Data records:
* * *

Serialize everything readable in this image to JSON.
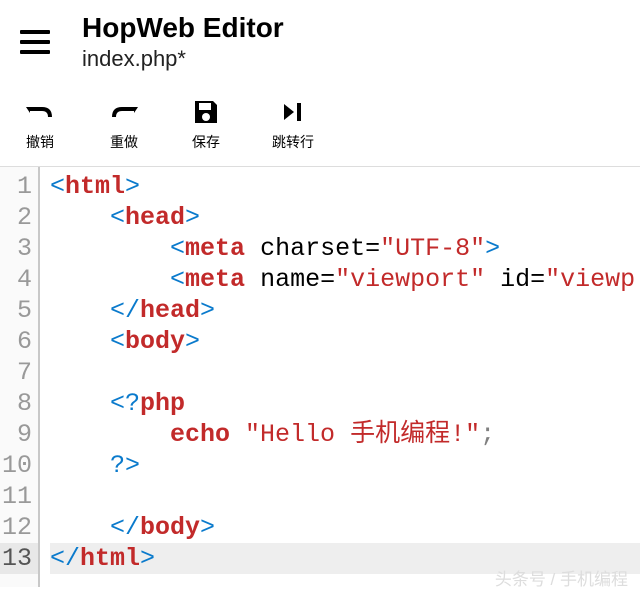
{
  "header": {
    "app_title": "HopWeb Editor",
    "file_name": "index.php*"
  },
  "toolbar": {
    "undo": "撤销",
    "redo": "重做",
    "save": "保存",
    "goto": "跳转行"
  },
  "editor": {
    "line_numbers": [
      "1",
      "2",
      "3",
      "4",
      "5",
      "6",
      "7",
      "8",
      "9",
      "10",
      "11",
      "12",
      "13"
    ],
    "active_line": 13,
    "code": [
      {
        "indent": 0,
        "tokens": [
          {
            "t": "tag-bracket",
            "v": "<"
          },
          {
            "t": "tag-name",
            "v": "html"
          },
          {
            "t": "tag-bracket",
            "v": ">"
          }
        ]
      },
      {
        "indent": 1,
        "tokens": [
          {
            "t": "tag-bracket",
            "v": "<"
          },
          {
            "t": "tag-name",
            "v": "head"
          },
          {
            "t": "tag-bracket",
            "v": ">"
          }
        ]
      },
      {
        "indent": 2,
        "tokens": [
          {
            "t": "tag-bracket",
            "v": "<"
          },
          {
            "t": "tag-name",
            "v": "meta"
          },
          {
            "t": "attr-name",
            "v": " charset="
          },
          {
            "t": "attr-val",
            "v": "\"UTF-8\""
          },
          {
            "t": "tag-bracket",
            "v": ">"
          }
        ]
      },
      {
        "indent": 2,
        "tokens": [
          {
            "t": "tag-bracket",
            "v": "<"
          },
          {
            "t": "tag-name",
            "v": "meta"
          },
          {
            "t": "attr-name",
            "v": " name="
          },
          {
            "t": "attr-val",
            "v": "\"viewport\""
          },
          {
            "t": "attr-name",
            "v": " id="
          },
          {
            "t": "attr-val",
            "v": "\"viewp"
          }
        ]
      },
      {
        "indent": 1,
        "tokens": [
          {
            "t": "tag-bracket",
            "v": "</"
          },
          {
            "t": "tag-name",
            "v": "head"
          },
          {
            "t": "tag-bracket",
            "v": ">"
          }
        ]
      },
      {
        "indent": 1,
        "tokens": [
          {
            "t": "tag-bracket",
            "v": "<"
          },
          {
            "t": "tag-name",
            "v": "body"
          },
          {
            "t": "tag-bracket",
            "v": ">"
          }
        ]
      },
      {
        "indent": 0,
        "tokens": []
      },
      {
        "indent": 1,
        "tokens": [
          {
            "t": "php-open",
            "v": "<?"
          },
          {
            "t": "php-kw",
            "v": "php"
          }
        ]
      },
      {
        "indent": 2,
        "tokens": [
          {
            "t": "php-kw",
            "v": "echo "
          },
          {
            "t": "string",
            "v": "\"Hello 手机编程!\""
          },
          {
            "t": "semi",
            "v": ";"
          }
        ]
      },
      {
        "indent": 1,
        "tokens": [
          {
            "t": "php-open",
            "v": "?>"
          }
        ]
      },
      {
        "indent": 0,
        "tokens": []
      },
      {
        "indent": 1,
        "tokens": [
          {
            "t": "tag-bracket",
            "v": "</"
          },
          {
            "t": "tag-name",
            "v": "body"
          },
          {
            "t": "tag-bracket",
            "v": ">"
          }
        ]
      },
      {
        "indent": 0,
        "tokens": [
          {
            "t": "tag-bracket",
            "v": "</"
          },
          {
            "t": "tag-name",
            "v": "html"
          },
          {
            "t": "tag-bracket",
            "v": ">"
          }
        ]
      }
    ]
  },
  "watermark": "头条号 / 手机编程"
}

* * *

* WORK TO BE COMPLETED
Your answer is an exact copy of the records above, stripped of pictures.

* TASK RESULT
Serialize everything readable in this image to JSON.
{
  "header": {
    "app_title": "HopWeb Editor",
    "file_name": "index.php*"
  },
  "toolbar": {
    "undo": "撤销",
    "redo": "重做",
    "save": "保存",
    "goto": "跳转行"
  },
  "editor": {
    "line_numbers": [
      "1",
      "2",
      "3",
      "4",
      "5",
      "6",
      "7",
      "8",
      "9",
      "10",
      "11",
      "12",
      "13"
    ],
    "active_line": 13,
    "code": [
      {
        "indent": 0,
        "tokens": [
          {
            "t": "tag-bracket",
            "v": "<"
          },
          {
            "t": "tag-name",
            "v": "html"
          },
          {
            "t": "tag-bracket",
            "v": ">"
          }
        ]
      },
      {
        "indent": 1,
        "tokens": [
          {
            "t": "tag-bracket",
            "v": "<"
          },
          {
            "t": "tag-name",
            "v": "head"
          },
          {
            "t": "tag-bracket",
            "v": ">"
          }
        ]
      },
      {
        "indent": 2,
        "tokens": [
          {
            "t": "tag-bracket",
            "v": "<"
          },
          {
            "t": "tag-name",
            "v": "meta"
          },
          {
            "t": "attr-name",
            "v": " charset="
          },
          {
            "t": "attr-val",
            "v": "\"UTF-8\""
          },
          {
            "t": "tag-bracket",
            "v": ">"
          }
        ]
      },
      {
        "indent": 2,
        "tokens": [
          {
            "t": "tag-bracket",
            "v": "<"
          },
          {
            "t": "tag-name",
            "v": "meta"
          },
          {
            "t": "attr-name",
            "v": " name="
          },
          {
            "t": "attr-val",
            "v": "\"viewport\""
          },
          {
            "t": "attr-name",
            "v": " id="
          },
          {
            "t": "attr-val",
            "v": "\"viewp"
          }
        ]
      },
      {
        "indent": 1,
        "tokens": [
          {
            "t": "tag-bracket",
            "v": "</"
          },
          {
            "t": "tag-name",
            "v": "head"
          },
          {
            "t": "tag-bracket",
            "v": ">"
          }
        ]
      },
      {
        "indent": 1,
        "tokens": [
          {
            "t": "tag-bracket",
            "v": "<"
          },
          {
            "t": "tag-name",
            "v": "body"
          },
          {
            "t": "tag-bracket",
            "v": ">"
          }
        ]
      },
      {
        "indent": 0,
        "tokens": []
      },
      {
        "indent": 1,
        "tokens": [
          {
            "t": "php-open",
            "v": "<?"
          },
          {
            "t": "php-kw",
            "v": "php"
          }
        ]
      },
      {
        "indent": 2,
        "tokens": [
          {
            "t": "php-kw",
            "v": "echo "
          },
          {
            "t": "string",
            "v": "\"Hello 手机编程!\""
          },
          {
            "t": "semi",
            "v": ";"
          }
        ]
      },
      {
        "indent": 1,
        "tokens": [
          {
            "t": "php-open",
            "v": "?>"
          }
        ]
      },
      {
        "indent": 0,
        "tokens": []
      },
      {
        "indent": 1,
        "tokens": [
          {
            "t": "tag-bracket",
            "v": "</"
          },
          {
            "t": "tag-name",
            "v": "body"
          },
          {
            "t": "tag-bracket",
            "v": ">"
          }
        ]
      },
      {
        "indent": 0,
        "tokens": [
          {
            "t": "tag-bracket",
            "v": "</"
          },
          {
            "t": "tag-name",
            "v": "html"
          },
          {
            "t": "tag-bracket",
            "v": ">"
          }
        ]
      }
    ]
  },
  "watermark": "头条号 / 手机编程"
}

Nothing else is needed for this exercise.